Learning the difference between the classic cars, like the tri-year Chevys, to his favorites, the ’40 and ’50 bombas, he gravitated to the vintage style of those cars where everyone had to be original. But it was a ’50 Chevrolet four-door fastback that would be George’s defining moment. “It had to be a four door because of [my] gangster mentality from the neighborhood because that’s four more homies to carry with you!” He found the Midnight Blue car in Compton, California, where he traded it out for his ’71 Chevy Impala, which was a nice ride but George just had to have that fastback. Once he got it, he washed it, put some gas in it, and headed to Whittier Boulevard, but to his surprise the car was marked so he had to get rid of it. After that, he found a ’37 Nash at the Pomona Swap Meet for $500. By this time he was 20 years old and was mellowing out from the gangster life to that of a family man. When he hit the Pomona Swap Meet he was cruising a ’67 Impala ragtop, but he fell in love with the Nash because he says it looked gangster.
The guys who brought George full circle were his friends “Negrito,” from Classic Memories Car Club, and Huero. “They are the ones who pulled me into lowriding,” George says. “I met these two on the streets. They wanted to buy my car. They were from different neighborhoods but they already had their cars together, and I was coming out of the ‘hood to become a family man. I didn’t know what was popular or what a ’49 Chevy was, I just knew that I liked four doors, lowered suicide doors, and it had to look Mafioso, so I got the Nash and then got hooked on going back and forth to Pomona.

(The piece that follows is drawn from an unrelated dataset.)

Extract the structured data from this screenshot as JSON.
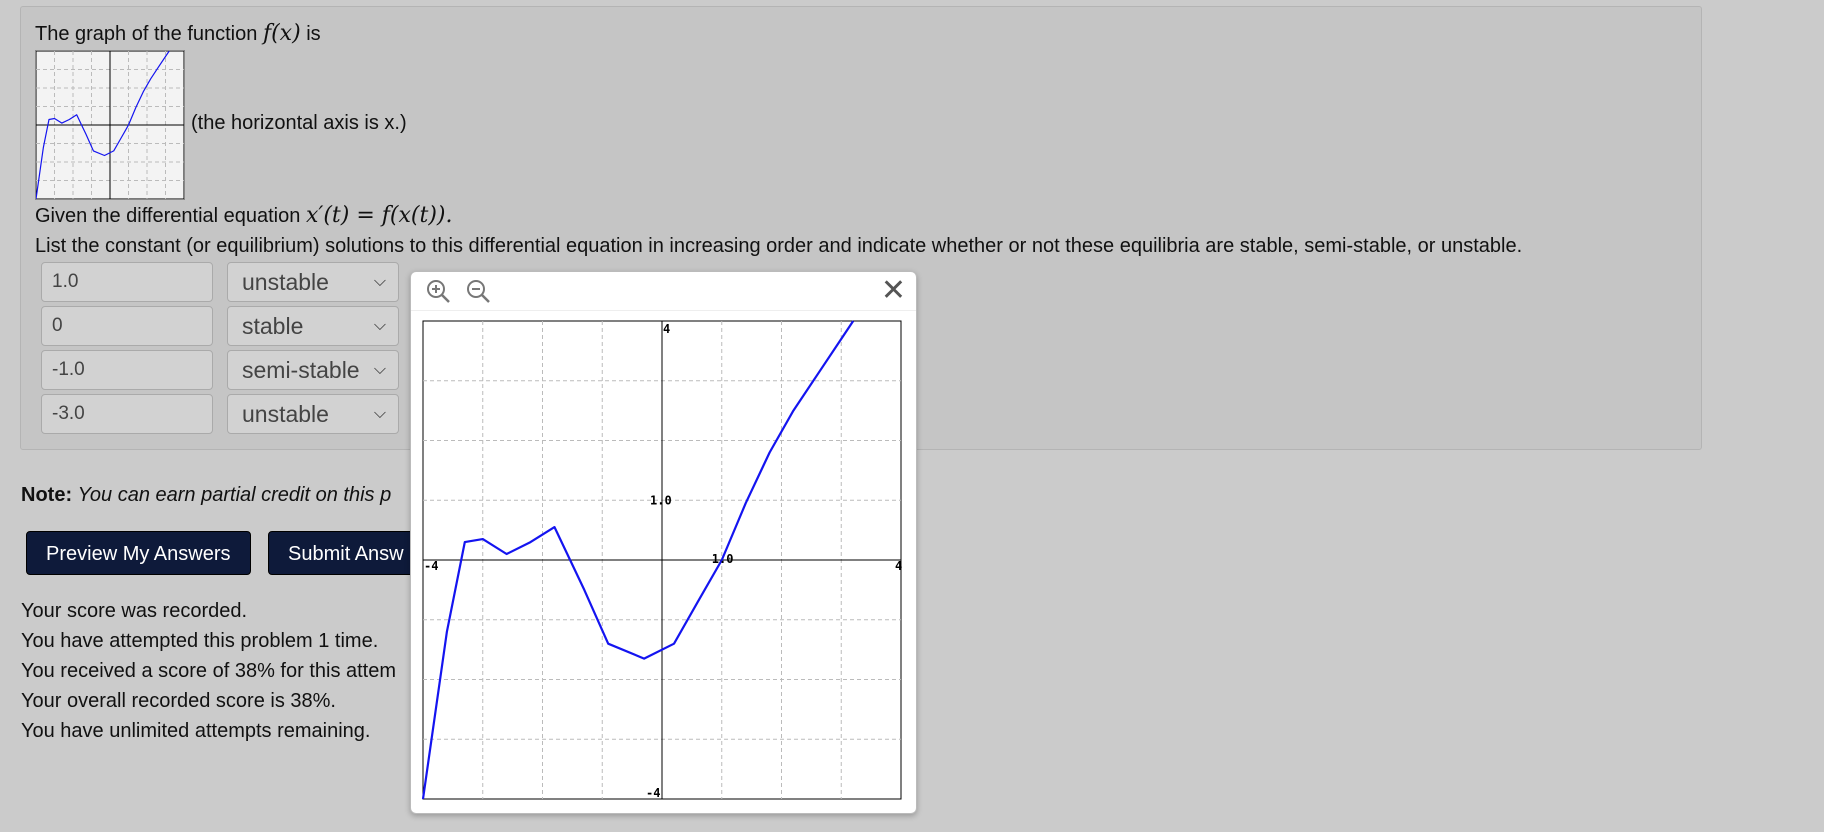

The Nash had been sitting for about 25 years, so he had to get it running. It had a flathead six-cylinder engine, which is when he was first introduced to flathead engines. He used Coca-Cola and WD-40 to loosen the buildup rust on the engine, got it to run, drove it around a bit, and was hit up to sell it after the second time he went out in it, so he sold it to get a better car. “I still had my Chevy Impala and I bought some hydraulics. Since the car was already cut, I put the hydraulics in myself and then sold it to buy another bomb, but I ended up turning around and trading it for a ’39 Chevy Master Deluxe as an even trade,” George says. “It was a bucket, but hey it was a ’39 Chevy, and by that time I was already hanging around Classic Memories Car Club. By then I had walked away from my neighborhood with my new family and went to learn a trade as a mechanic. I was working in my own shop and still going to school. I found out though that in order to get a job the way I looked all tatted down, since people would look and judge me even though I wanted to be a good person, was to learn a trade where people would hire me because I had a skill not because of the way I looked. I went to school in Lawndale, California, to learn to be a mechanic and to do smog checks, which finally opened doors for me. I graduated two weeks later and started working right after that,” George says. Once he learned all that knowledge, he applied it to the lowrider part of his life.